An incompetent attorney can delay a trial for months or years. A competent attorney can delay one even longer.
Evelle J. Younger (1918-1989) California Attorney General (1971-79)

Inside this week

Notley and McCuaig-Boyd table Bill 12, the so-called "turn-off-the-taps" bill, but will it ever be enacted?
Justin meets the Queen and a bunch of Greenpeace pipeline protesters in London
Auditor General Merwan Saher submits his swan song. Nothing flashy, just more common sense
Derek the Dead does his best to effect a resurrection

Political Pulse

Following his summit last weekend with the stalemated premiers of Alberta and BC (Insight Apr. 14) , Justin Trudeau resumed his international junket, with stops in France and England. But any hope the PM might have had about escaping pipeline politics for a few days, was spoiled Wednesday morning when he arrived at the Canadian High Commission in London.

About 30 industrious members of Greenpeace had risen early and constructed a 98-foot long fake pipeline outside the entrance to Canada House on Trafalgar Square.
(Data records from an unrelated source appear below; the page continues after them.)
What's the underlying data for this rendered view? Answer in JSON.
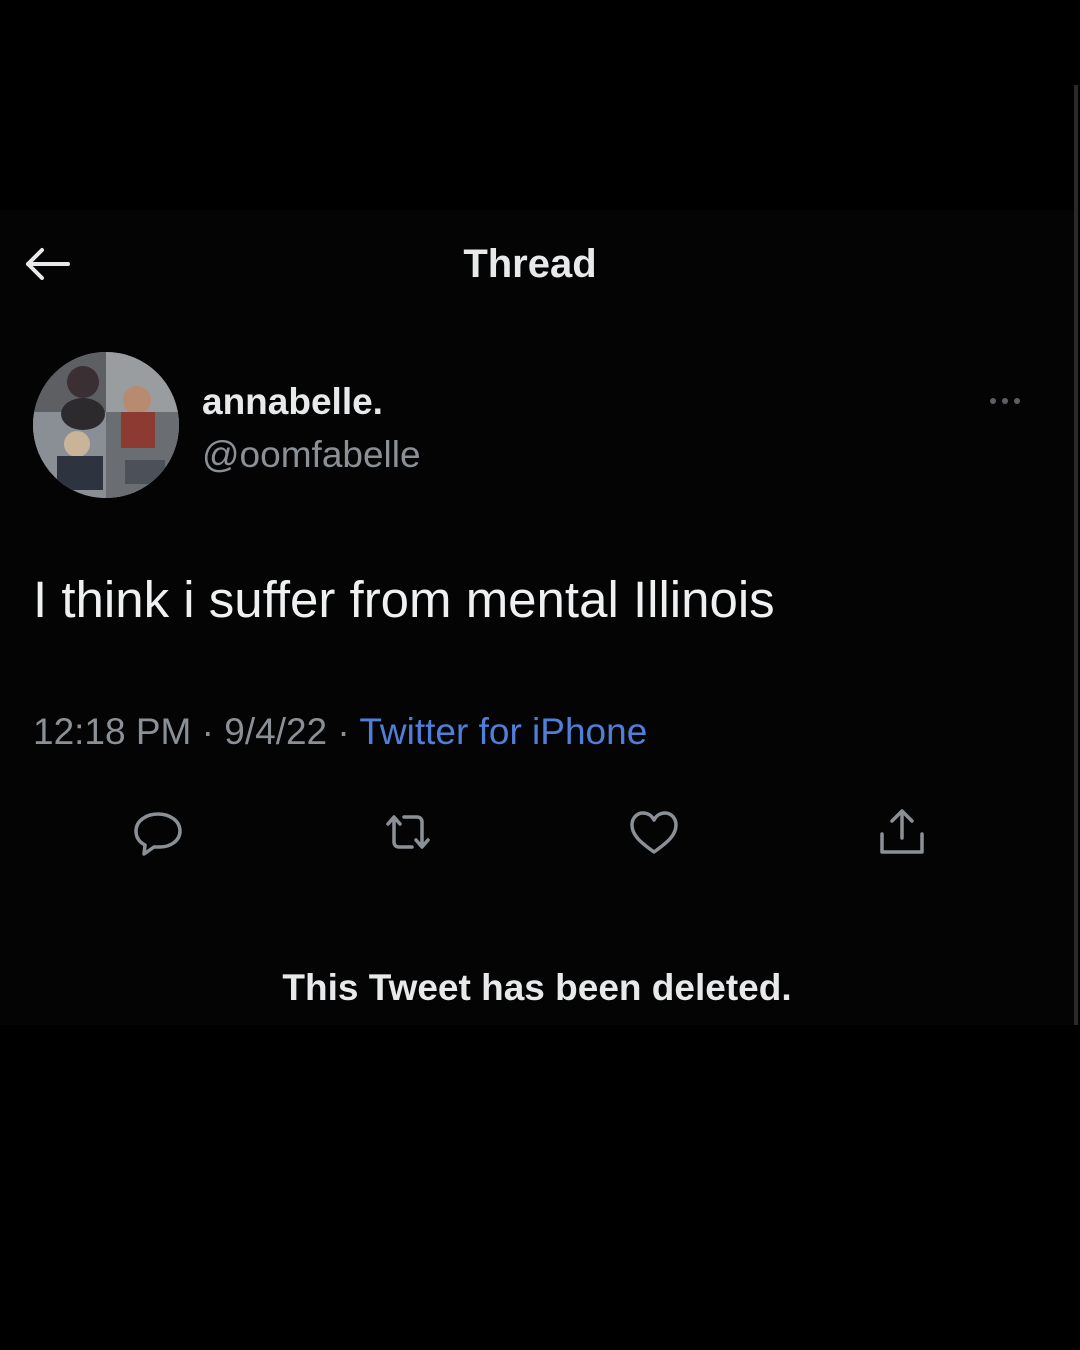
{
  "header": {
    "title": "Thread",
    "back_icon": "arrow-left-icon"
  },
  "author": {
    "display_name": "annabelle.",
    "handle": "@oomfabelle",
    "avatar_icon": "profile-photo-collage"
  },
  "tweet": {
    "text": "I think i suffer from mental Illinois",
    "time": "12:18 PM",
    "date": "9/4/22",
    "separator": " · ",
    "source": "Twitter for iPhone"
  },
  "actions": [
    {
      "name": "reply",
      "icon": "reply-bubble-icon"
    },
    {
      "name": "retweet",
      "icon": "retweet-icon"
    },
    {
      "name": "like",
      "icon": "heart-icon"
    },
    {
      "name": "share",
      "icon": "share-icon"
    }
  ],
  "notice": {
    "deleted": "This Tweet has been deleted."
  },
  "colors": {
    "background": "#000000",
    "text_primary": "#e7e9ea",
    "text_secondary": "#8b9096",
    "link": "#4f7fd8"
  }
}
Liberal-red signs labelled “Crudeau Oil” were affixed to the pipe and draped the length of the columns of the Greek Revival edifice. Standing proud before the assemblage was a life-sized cardboard Justin (shown) wearing a hard hat bearing the same awfully clever pun…

Top Story

Since Premier Rachel Notley and Energy Minister Marg McCuaig-Boyd unveiled their much anticipated “turn-off-the-taps” legislation on Monday, the chattering classes have been all over the place on the constitutionality of the bill, the chances that it will ever actually be enacted, its ability to bring the BC gov’t to heel if it is passed, and whether or not the threat of the bill is an empty bluff tactic. Add to these all the hanging questions surrounding Kinder Morgan’s Trans Mountain pipeline expansion (TMX) from past weeks—will Alberta and the feds buy into the pipeline? What will the prime minister’s promised legislation look like? Is Kinder Morgan serious about abandoning the project on May 31?­ Can the BC Aboriginal groups fight it in court? Will the Federal Court of Appeal rule against the project’s approval?—and one is inclined to retreat to one’s bed with instructions not to be disturbed until its all over and the pipeline is either built or killed.

But since we do not have that luxury, we press on. And this week’s story was Bill 12, unctuously named the Preserving Canada’s Economic Prosperity Act, which wouldn’t actually turn down the oil taps to BC. Rather it would give the energy minister the power to determine what type of oil and how much of it is transported, and by which method (pipeline or rail). This control would be effected…